Kinga (Saltwater Crocodile)


The artist has depicted kinga, the saltwater or estuarine crocodile.

Kinga is a highly respected and feared animal that has significance as a food source and as a totem to many of the Kunwinjku people (the Aboriginal people of Western Arnhem Land).

Kinga are estuarine reptiles and although described as ‘saltwater crocodiles’ they are frequently found in billabongs and freshwater rivers throughout Western Arnhem Land where the artist lives.

Kinga usually eats fish, reptiles and crustaceans, although it has a reputation for attacking birds and mammals.

Saltwater crocodiles mate early in the wet season and about sixty eggs are laid in nests on riverbanks above the floodwaters. Also depicted in the print is one of the many species of water lilies, called Mandem, that abound in the rivers and billabongs of Arnhem Land. The artist has used the classic Kunwinjku ‘x-ray’ style, with internal organs of the animal and the roots and tubers of the plants showing. The ‘rarrk’ or cross hatching filling the rest of the body of the crocodile is symbolic of the sacred body design of the artist’s clan.

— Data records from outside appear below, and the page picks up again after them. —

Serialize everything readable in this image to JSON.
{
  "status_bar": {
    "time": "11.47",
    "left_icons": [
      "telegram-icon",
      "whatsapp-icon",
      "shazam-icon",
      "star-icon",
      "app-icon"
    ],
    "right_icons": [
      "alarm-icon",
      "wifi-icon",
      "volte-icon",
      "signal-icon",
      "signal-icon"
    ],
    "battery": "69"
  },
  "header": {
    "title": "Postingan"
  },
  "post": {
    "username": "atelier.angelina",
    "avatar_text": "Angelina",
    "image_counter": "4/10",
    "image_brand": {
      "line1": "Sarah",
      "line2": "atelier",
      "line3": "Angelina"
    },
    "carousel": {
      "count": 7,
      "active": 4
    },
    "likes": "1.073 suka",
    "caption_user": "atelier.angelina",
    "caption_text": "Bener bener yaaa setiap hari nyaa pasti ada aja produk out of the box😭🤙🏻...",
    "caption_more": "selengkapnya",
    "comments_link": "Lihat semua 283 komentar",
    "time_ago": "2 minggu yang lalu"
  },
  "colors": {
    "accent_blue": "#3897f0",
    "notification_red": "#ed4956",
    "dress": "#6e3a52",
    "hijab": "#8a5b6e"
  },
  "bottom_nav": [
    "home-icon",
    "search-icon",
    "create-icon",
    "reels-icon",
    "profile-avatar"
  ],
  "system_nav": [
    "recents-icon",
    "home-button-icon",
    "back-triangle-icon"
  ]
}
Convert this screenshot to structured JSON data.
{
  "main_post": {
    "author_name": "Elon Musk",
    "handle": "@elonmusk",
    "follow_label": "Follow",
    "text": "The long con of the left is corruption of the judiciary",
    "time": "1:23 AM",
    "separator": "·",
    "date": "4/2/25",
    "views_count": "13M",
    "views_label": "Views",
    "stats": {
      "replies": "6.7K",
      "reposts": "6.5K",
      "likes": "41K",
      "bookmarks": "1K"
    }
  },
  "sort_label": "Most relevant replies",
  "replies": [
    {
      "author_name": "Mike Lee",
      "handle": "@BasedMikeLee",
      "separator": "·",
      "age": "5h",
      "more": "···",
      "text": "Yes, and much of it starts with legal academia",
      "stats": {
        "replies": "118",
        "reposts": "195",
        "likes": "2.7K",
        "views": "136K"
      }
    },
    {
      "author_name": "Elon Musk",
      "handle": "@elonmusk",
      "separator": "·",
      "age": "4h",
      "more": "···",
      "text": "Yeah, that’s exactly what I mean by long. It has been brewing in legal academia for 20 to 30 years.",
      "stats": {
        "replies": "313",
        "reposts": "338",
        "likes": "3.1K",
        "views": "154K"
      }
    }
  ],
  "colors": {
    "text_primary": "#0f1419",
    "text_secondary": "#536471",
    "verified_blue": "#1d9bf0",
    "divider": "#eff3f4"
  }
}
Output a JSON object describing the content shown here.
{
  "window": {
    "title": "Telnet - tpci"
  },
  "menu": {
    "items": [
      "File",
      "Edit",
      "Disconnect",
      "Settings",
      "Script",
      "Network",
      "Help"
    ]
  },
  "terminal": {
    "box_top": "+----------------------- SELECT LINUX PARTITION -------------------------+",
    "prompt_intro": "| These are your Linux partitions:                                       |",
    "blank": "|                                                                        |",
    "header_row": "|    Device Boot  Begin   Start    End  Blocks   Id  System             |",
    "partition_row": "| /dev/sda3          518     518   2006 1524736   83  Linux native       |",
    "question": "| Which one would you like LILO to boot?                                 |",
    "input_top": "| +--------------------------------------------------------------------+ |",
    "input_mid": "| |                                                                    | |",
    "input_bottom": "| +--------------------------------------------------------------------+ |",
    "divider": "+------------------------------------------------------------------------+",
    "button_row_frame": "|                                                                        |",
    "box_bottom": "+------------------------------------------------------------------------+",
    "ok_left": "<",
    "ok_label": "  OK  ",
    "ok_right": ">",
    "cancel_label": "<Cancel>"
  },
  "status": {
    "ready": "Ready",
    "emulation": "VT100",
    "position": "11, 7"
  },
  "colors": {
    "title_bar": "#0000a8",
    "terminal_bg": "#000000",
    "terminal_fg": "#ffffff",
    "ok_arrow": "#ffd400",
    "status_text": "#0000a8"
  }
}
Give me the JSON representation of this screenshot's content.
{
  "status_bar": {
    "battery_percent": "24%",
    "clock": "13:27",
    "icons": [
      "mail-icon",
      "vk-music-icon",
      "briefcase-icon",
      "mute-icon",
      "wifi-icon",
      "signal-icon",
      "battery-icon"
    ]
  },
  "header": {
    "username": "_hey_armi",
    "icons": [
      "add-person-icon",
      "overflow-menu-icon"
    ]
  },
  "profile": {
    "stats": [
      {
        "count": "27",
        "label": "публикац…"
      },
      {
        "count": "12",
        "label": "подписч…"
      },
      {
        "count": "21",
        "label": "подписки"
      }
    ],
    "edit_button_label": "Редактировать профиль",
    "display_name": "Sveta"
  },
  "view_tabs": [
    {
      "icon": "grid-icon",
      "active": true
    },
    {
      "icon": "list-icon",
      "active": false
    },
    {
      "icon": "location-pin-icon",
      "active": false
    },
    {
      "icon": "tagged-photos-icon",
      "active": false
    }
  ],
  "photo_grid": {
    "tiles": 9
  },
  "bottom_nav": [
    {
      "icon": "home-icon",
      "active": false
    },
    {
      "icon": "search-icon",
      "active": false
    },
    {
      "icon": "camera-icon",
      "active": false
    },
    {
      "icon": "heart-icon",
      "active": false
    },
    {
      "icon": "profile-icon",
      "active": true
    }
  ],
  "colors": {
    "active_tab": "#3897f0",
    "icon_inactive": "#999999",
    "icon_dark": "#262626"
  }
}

76 × 56cm | Ochre and Acrylic on Arches Paper | Cat. no: 339-20